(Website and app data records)
━━━━

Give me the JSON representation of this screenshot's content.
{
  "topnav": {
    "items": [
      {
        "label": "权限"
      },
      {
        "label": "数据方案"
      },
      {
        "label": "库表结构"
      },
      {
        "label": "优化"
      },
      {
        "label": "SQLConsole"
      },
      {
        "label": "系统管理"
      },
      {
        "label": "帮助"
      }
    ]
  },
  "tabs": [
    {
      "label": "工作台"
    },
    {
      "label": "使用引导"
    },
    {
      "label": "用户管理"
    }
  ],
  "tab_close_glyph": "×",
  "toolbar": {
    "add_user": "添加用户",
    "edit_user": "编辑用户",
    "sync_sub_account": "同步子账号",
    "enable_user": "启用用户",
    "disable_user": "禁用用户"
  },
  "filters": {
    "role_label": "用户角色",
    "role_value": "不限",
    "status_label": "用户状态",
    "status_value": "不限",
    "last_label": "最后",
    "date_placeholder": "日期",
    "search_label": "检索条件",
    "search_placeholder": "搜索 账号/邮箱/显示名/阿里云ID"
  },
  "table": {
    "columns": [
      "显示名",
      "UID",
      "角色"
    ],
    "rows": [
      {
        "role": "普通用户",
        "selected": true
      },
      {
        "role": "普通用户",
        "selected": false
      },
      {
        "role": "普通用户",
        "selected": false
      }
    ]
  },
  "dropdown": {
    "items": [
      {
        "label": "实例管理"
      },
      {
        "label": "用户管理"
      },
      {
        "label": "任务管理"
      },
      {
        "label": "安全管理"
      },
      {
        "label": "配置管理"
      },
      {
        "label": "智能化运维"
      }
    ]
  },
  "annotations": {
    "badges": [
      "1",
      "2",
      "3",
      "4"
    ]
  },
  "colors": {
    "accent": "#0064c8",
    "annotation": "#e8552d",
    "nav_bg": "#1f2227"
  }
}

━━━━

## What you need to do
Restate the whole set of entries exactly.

## Solution to the problem
Give me the JSON representation of this screenshot's content.
{
  "topnav": {
    "items": [
      {
        "label": "权限"
      },
      {
        "label": "数据方案"
      },
      {
        "label": "库表结构"
      },
      {
        "label": "优化"
      },
      {
        "label": "SQLConsole"
      },
      {
        "label": "系统管理"
      },
      {
        "label": "帮助"
      }
    ]
  },
  "tabs": [
    {
      "label": "工作台"
    },
    {
      "label": "使用引导"
    },
    {
      "label": "用户管理"
    }
  ],
  "tab_close_glyph": "×",
  "toolbar": {
    "add_user": "添加用户",
    "edit_user": "编辑用户",
    "sync_sub_account": "同步子账号",
    "enable_user": "启用用户",
    "disable_user": "禁用用户"
  },
  "filters": {
    "role_label": "用户角色",
    "role_value": "不限",
    "status_label": "用户状态",
    "status_value": "不限",
    "last_label": "最后",
    "date_placeholder": "日期",
    "search_label": "检索条件",
    "search_placeholder": "搜索 账号/邮箱/显示名/阿里云ID"
  },
  "table": {
    "columns": [
      "显示名",
      "UID",
      "角色"
    ],
    "rows": [
      {
        "role": "普通用户",
        "selected": true
      },
      {
        "role": "普通用户",
        "selected": false
      },
      {
        "role": "普通用户",
        "selected": false
      }
    ]
  },
  "dropdown": {
    "items": [
      {
        "label": "实例管理"
      },
      {
        "label": "用户管理"
      },
      {
        "label": "任务管理"
      },
      {
        "label": "安全管理"
      },
      {
        "label": "配置管理"
      },
      {
        "label": "智能化运维"
      }
    ]
  },
  "annotations": {
    "badges": [
      "1",
      "2",
      "3",
      "4"
    ]
  },
  "colors": {
    "accent": "#0064c8",
    "annotation": "#e8552d",
    "nav_bg": "#1f2227"
  }
}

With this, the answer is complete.